• Work to complete:
When you reach the records below, output every one exactly as written but leave out any pictures.

• Extracted data:
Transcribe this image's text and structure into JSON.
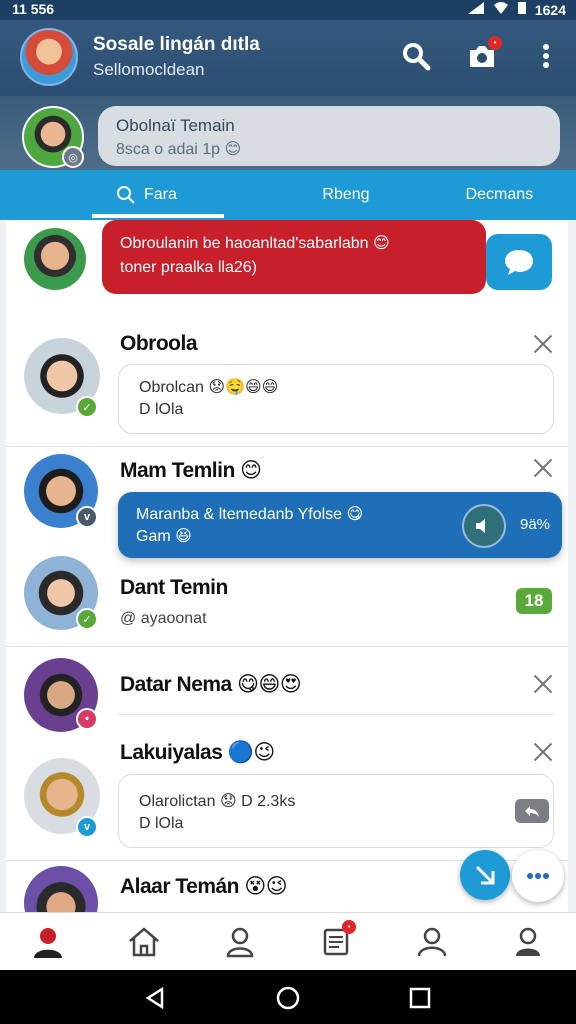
{
  "status": {
    "time": "11 556",
    "battery": "1624"
  },
  "header": {
    "title": "Sosale lingán dıtla",
    "subtitle": "Sellomocldean"
  },
  "story": {
    "name": "Obolnaï Temain",
    "status": "8sca o adai 1p"
  },
  "tabs": [
    {
      "label": "Fara"
    },
    {
      "label": "Rbeng"
    },
    {
      "label": "Decmans"
    }
  ],
  "alert": {
    "line1": "Obroulanin be haoanltad'sabarlabn",
    "line2": "toner praalka lla26)"
  },
  "chats": [
    {
      "name": "Obroola",
      "msg1": "Obrolcan",
      "msg2": "D lOla"
    },
    {
      "name": "Mam Temlin",
      "highlight1": "Maranba & ltemedanb Yfolse",
      "highlight2": "Gam",
      "highlight_meta": "9ä%"
    },
    {
      "name": "Dant Temin",
      "preview": "@ ayaoonat",
      "count": "18"
    },
    {
      "name": "Datar Nema"
    },
    {
      "name": "Lakuiyalas",
      "msg1": "Olarolictan",
      "msg1_meta": "D 2.3ks",
      "msg2": "D lOla"
    },
    {
      "name": "Alaar Temán"
    }
  ],
  "colors": {
    "primary": "#1e9ad6",
    "appbar": "#2c4d72",
    "alert": "#c8202a",
    "highlight": "#1f6fb8",
    "badge_green": "#5aa83a"
  }
}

• Solved exercise:
Transcribe this image's text and structure into JSON.
{
  "status": {
    "time": "11 556",
    "battery": "1624"
  },
  "header": {
    "title": "Sosale lingán dıtla",
    "subtitle": "Sellomocldean"
  },
  "story": {
    "name": "Obolnaï Temain",
    "status": "8sca o adai 1p"
  },
  "tabs": [
    {
      "label": "Fara"
    },
    {
      "label": "Rbeng"
    },
    {
      "label": "Decmans"
    }
  ],
  "alert": {
    "line1": "Obroulanin be haoanltad'sabarlabn",
    "line2": "toner praalka lla26)"
  },
  "chats": [
    {
      "name": "Obroola",
      "msg1": "Obrolcan",
      "msg2": "D lOla"
    },
    {
      "name": "Mam Temlin",
      "highlight1": "Maranba & ltemedanb Yfolse",
      "highlight2": "Gam",
      "highlight_meta": "9ä%"
    },
    {
      "name": "Dant Temin",
      "preview": "@ ayaoonat",
      "count": "18"
    },
    {
      "name": "Datar Nema"
    },
    {
      "name": "Lakuiyalas",
      "msg1": "Olarolictan",
      "msg1_meta": "D 2.3ks",
      "msg2": "D lOla"
    },
    {
      "name": "Alaar Temán"
    }
  ],
  "colors": {
    "primary": "#1e9ad6",
    "appbar": "#2c4d72",
    "alert": "#c8202a",
    "highlight": "#1f6fb8",
    "badge_green": "#5aa83a"
  }
}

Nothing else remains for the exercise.